Note that what's NOT on my list as one of the pleasures of birding is the social factor, simply because some folks get a kick out of socializing while birding, some folks get juiced by the solitary experience, and some of us enjoy either.
Also note that the Seven Pleasures of Birding--what makes the activity *enjoyable*--should not be confused with what makes the activity *accessible*, though obviously the two are related. Why birding, and not "mammaling" or somesuch? Why do we language-gifted primates so easily become obsessed with chasing after feathered dinosaurs? Put like that, it hardly seems like a natural fit, but there are several factors involved of which we're both well aware--
--Most birds are diurnal, like us, while many of our closer mammalian kin are nocturnal; so birds are more readily observable. Yet unlike other diurnal creatures that are also observable--the many diurnal insects, for example--birds are warm-blooded vertebrates like us, who defend territories and care for young much as we do; so we can empathize with them.
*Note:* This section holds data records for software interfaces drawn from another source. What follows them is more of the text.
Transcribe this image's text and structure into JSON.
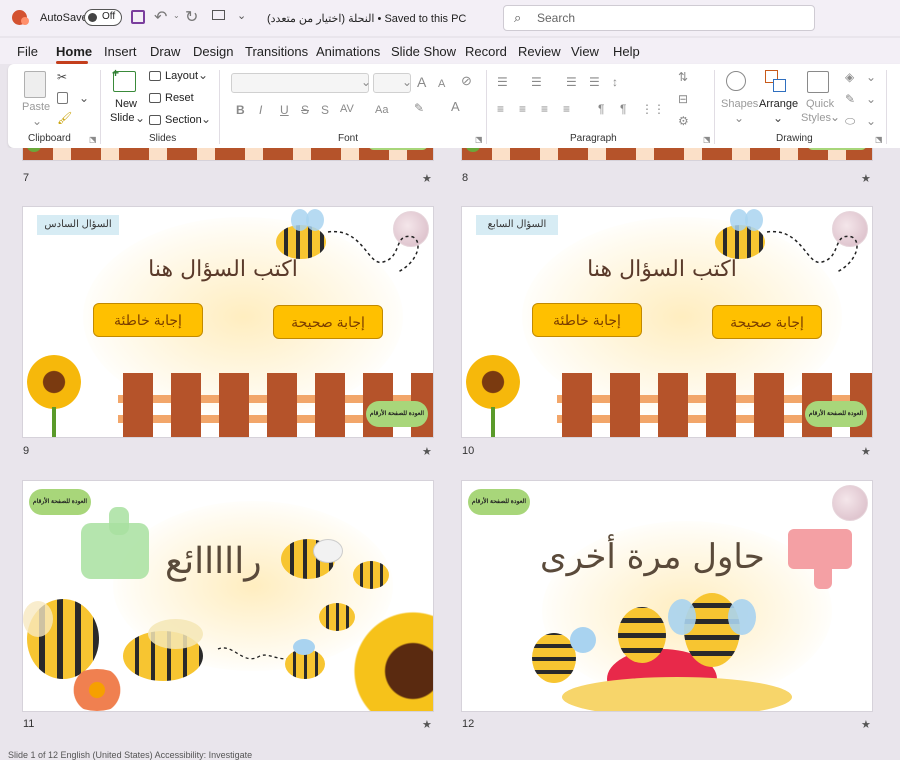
{
  "titlebar": {
    "autosave_label": "AutoSave",
    "autosave_state": "Off",
    "doc_title": "النحلة (اختيار من متعدد)  •  Saved to this PC",
    "search_placeholder": "Search"
  },
  "menu": {
    "items": [
      "File",
      "Home",
      "Insert",
      "Draw",
      "Design",
      "Transitions",
      "Animations",
      "Slide Show",
      "Record",
      "Review",
      "View",
      "Help"
    ],
    "active": "Home"
  },
  "ribbon": {
    "clipboard": {
      "paste": "Paste",
      "group": "Clipboard"
    },
    "slides": {
      "new_slide_1": "New",
      "new_slide_2": "Slide",
      "layout": "Layout",
      "reset": "Reset",
      "section": "Section",
      "group": "Slides"
    },
    "font": {
      "group": "Font",
      "bold": "B",
      "italic": "I",
      "underline": "U",
      "strike": "S",
      "spacing": "AV",
      "case": "Aa",
      "grow": "A",
      "shrink": "A"
    },
    "paragraph": {
      "group": "Paragraph"
    },
    "drawing": {
      "shapes": "Shapes",
      "arrange": "Arrange",
      "quick_1": "Quick",
      "quick_2": "Styles",
      "group": "Drawing"
    }
  },
  "slides": [
    {
      "number": "7",
      "star": "★"
    },
    {
      "number": "8",
      "star": "★"
    },
    {
      "number": "9",
      "star": "★",
      "label": "السؤال السادس",
      "title": "اكتب السؤال هنا",
      "wrong": "إجابة خاطئة",
      "right": "إجابة صحيحة",
      "back": "العودة للصفحة الأرقام"
    },
    {
      "number": "10",
      "star": "★",
      "label": "السؤال السابع",
      "title": "اكتب السؤال هنا",
      "wrong": "إجابة خاطئة",
      "right": "إجابة صحيحة",
      "back": "العودة للصفحة الأرقام"
    },
    {
      "number": "11",
      "star": "★",
      "big_text": "رااااائع",
      "back": "العودة للصفحة الأرقام"
    },
    {
      "number": "12",
      "star": "★",
      "big_text": "حاول مرة أخرى",
      "back": "العودة للصفحة الأرقام"
    }
  ],
  "status": {
    "text": "Slide 1 of 12    English (United States)    Accessibility: Investigate"
  },
  "colors": {
    "accent": "#c43e1c",
    "answer_fill": "#ffc000",
    "back_button": "#a8d67a",
    "fence": "#b5532a"
  }
}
--Partly because of this diurnal/nocturnal difference, birds communicate through the same primary senses, sight and sound, as we do, so we can easily appreciate their stunning visuals and beautiful songs. (Compare that to other mammals, whose primary sense is often scent, which can be much more useful in the dark.)
--Birds can fly! That mobility, unparalleled by any other group of living things, gives them access to the entire planet and virtually all of its varied habitats--so you can go birding anywhere, and you're likely to find a wide variety of species (compared to mammals) to delight you wherever you do. But I think more significant is that birds' ability to fly captures our imagination; it's the ultimate expression of freedom, and it touches some deep chord in the human spirit.
Obviously, I've spent WAY too much time thinking about this. And I'm rambling.
ChrisAfter reading this I wrote Chris and asked: What about bats? He answered:
As for bats: they're second-rate flyers, in my humble opinion. Flight has evolved a number of times on our planet, but never as near perfectly as in the birds--which is no doubt why they fill the vast majority of ecological niches available to flying megafauna, and goes a long way to explaining why they're the only dinosaurs that survived the mass extinction at the end of the Cretaceous. (That matchless mobility again: In a time of environmental upheaval, they could travel to safe havens, and then when conditions improved, these travelers would be among the first to re-colonize depopulated habitats. This is all supposition, of course.)
And besides, bats are nocturnal, so all the reasons I listed why nocturnal animals are unlikely to grab human attention still apply. Instead of capturing our imagination and inspiring our spirit, their nocturnal flying (and their unusual appearance, a consequence of their nocturnal adaptations) has the opposite effect: It freaks us out.
Give bats their due, though; if I remember correctly, they're one of the most diverse groups of mammals (in terms of number of different species), so they must be doing something right. Why birds haven't completely displaced them from all niches is something of a mystery to me; bats must have some advantage (echolocation? a superior sense of smell?) that compensates for their inferior flight characteristics.